Florida: Former Model Tells Eckerd Students About Life With HIV
April 13, 2004
At the peak of a modeling career that included being Playboy's Miss September 1986, Rebekka Armstrong, then 22, was told she was HIV-positive. She figured she had two years to live. "I started making a list of everything I wanted to do, and then I started medication, and it made me really sick," said Armstrong, 37, in St. Petersburg recently to speak to Eckerd College students on "Living with HIV." "Then I got angry, and I didn't want to live that way, being sick all the time."
Since going public about her disease in 1994, Armstrong has traveled throughout the United States educating young people about the importance of safe sex. She said she began having sex at age 16 -- without condoms, believing birth control pills were enough. Armstrong showed the Eckerd students a documentary that a student made about her two years ago showing her decline from glamour. "I do not remember what it feels like to feel good," she said in the video. "I don't have a future. It's not easy... you know, trying to live."

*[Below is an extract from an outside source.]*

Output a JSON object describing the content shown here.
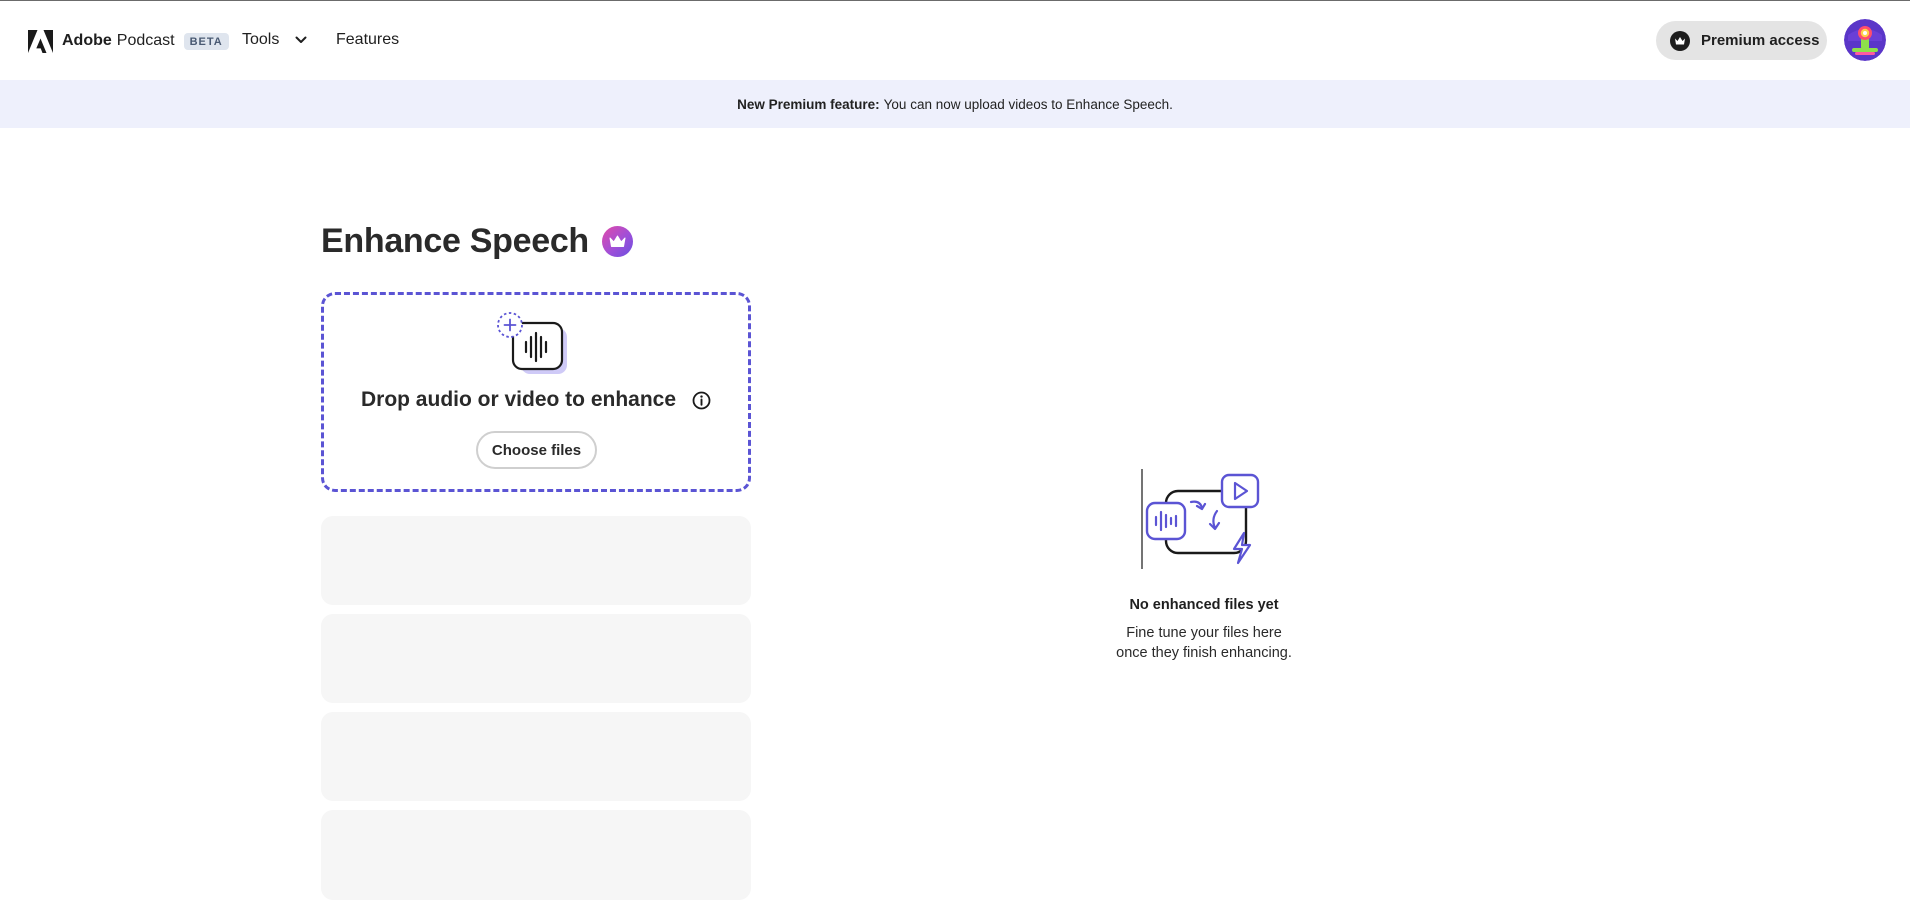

Some of the students who attended Armstrong's speech said they appreciated Armstrong's sense of humor in the face of a terminal disease. "She got a good crowd, she kept the jokes going, I think they're going to get the message now, that AIDS has no barriers. It's a disease that affects everybody," said junior Tonya Womack.

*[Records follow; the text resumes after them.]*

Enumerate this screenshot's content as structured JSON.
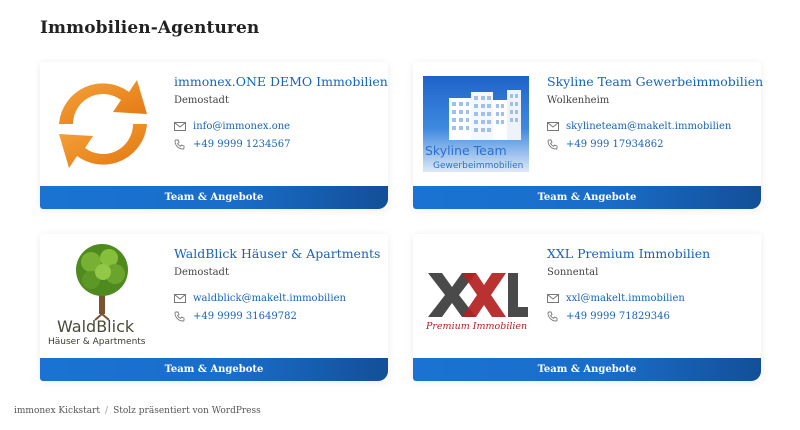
{
  "page": {
    "title": "Immobilien-Agenturen"
  },
  "agencies": [
    {
      "name": "immonex.ONE DEMO Immobilien",
      "city": "Demostadt",
      "email": "info@immonex.one",
      "phone": "+49 9999 1234567",
      "button": "Team & Angebote",
      "logo": "orange-sync-arrows-icon"
    },
    {
      "name": "Skyline Team Gewerbeimmobilien",
      "city": "Wolkenheim",
      "email": "skylineteam@makelt.immobilien",
      "phone": "+49 999 17934862",
      "button": "Team & Angebote",
      "logo_text1": "Skyline Team",
      "logo_text2": "Gewerbeimmobilien"
    },
    {
      "name": "WaldBlick Häuser & Apartments",
      "city": "Demostadt",
      "email": "waldblick@makelt.immobilien",
      "phone": "+49 9999 31649782",
      "button": "Team & Angebote",
      "logo_text1": "WaldBlick",
      "logo_text2": "Häuser & Apartments"
    },
    {
      "name": "XXL Premium Immobilien",
      "city": "Sonnental",
      "email": "xxl@makelt.immobilien",
      "phone": "+49 9999 71829346",
      "button": "Team & Angebote",
      "logo_text1": "Premium Immobilien"
    }
  ],
  "footer": {
    "site": "immonex Kickstart",
    "separator": "/",
    "credit": "Stolz präsentiert von WordPress"
  },
  "colors": {
    "link": "#1863b8",
    "button_start": "#1a73d2",
    "button_end": "#134f98",
    "logo_orange": "#f08a1c",
    "xxl_red": "#b3201f"
  }
}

Though her HIV infection has progressed to AIDS, Armstrong said she continues to live life. She is still a spokesperson for Playboy and does some fitness modeling. She is also writing a book and plans to continue spending her time teaching AIDS prevention to young people.
St. Petersburg Times

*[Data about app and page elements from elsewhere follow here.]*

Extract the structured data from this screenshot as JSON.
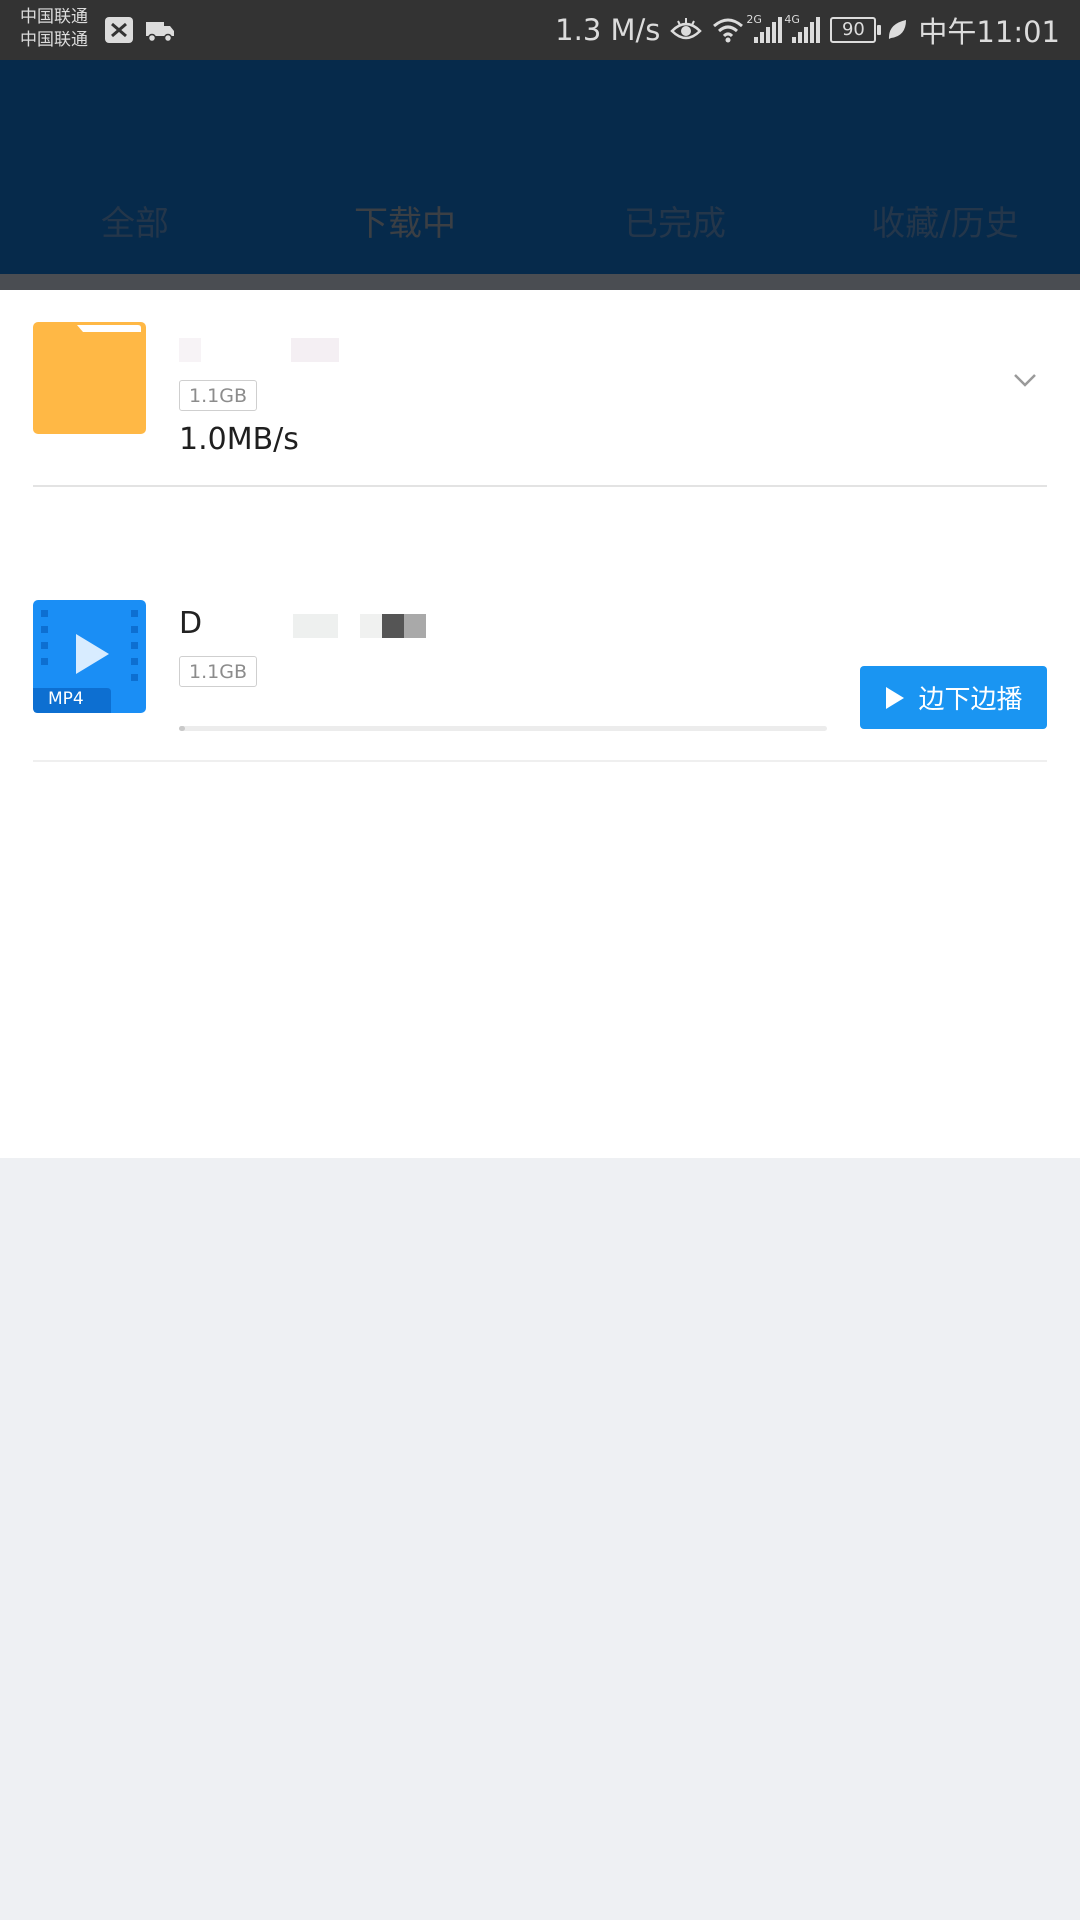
{
  "status_bar": {
    "carrier_1": "中国联通",
    "carrier_2": "中国联通",
    "net_speed": "1.3 M/s",
    "sig1_label": "2G",
    "sig2_label": "4G",
    "battery": "90",
    "time": "中午11:01"
  },
  "tabs": [
    {
      "label": "全部",
      "active": false
    },
    {
      "label": "下载中",
      "active": true
    },
    {
      "label": "已完成",
      "active": false
    },
    {
      "label": "收藏/历史",
      "active": false
    }
  ],
  "downloads": [
    {
      "icon": "folder-icon",
      "size": "1.1GB",
      "speed": "1.0MB/s"
    },
    {
      "icon": "mp4-video-icon",
      "name_prefix": "D",
      "format": "MP4",
      "size": "1.1GB",
      "progress": 0.01,
      "action_label": "边下边播"
    }
  ],
  "colors": {
    "header_bg": "#062a4b",
    "accent_blue": "#1a95f2",
    "folder_yellow": "#ffb845"
  }
}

04.08.04; Megan Scott
This article was provided by U.S. Centers for Disease Control and Prevention. It is a part of the publication CDC HIV/Hepatitis/STD/TB Prevention News Update. Visit the CDC's website to find out more about their activities, publications and services.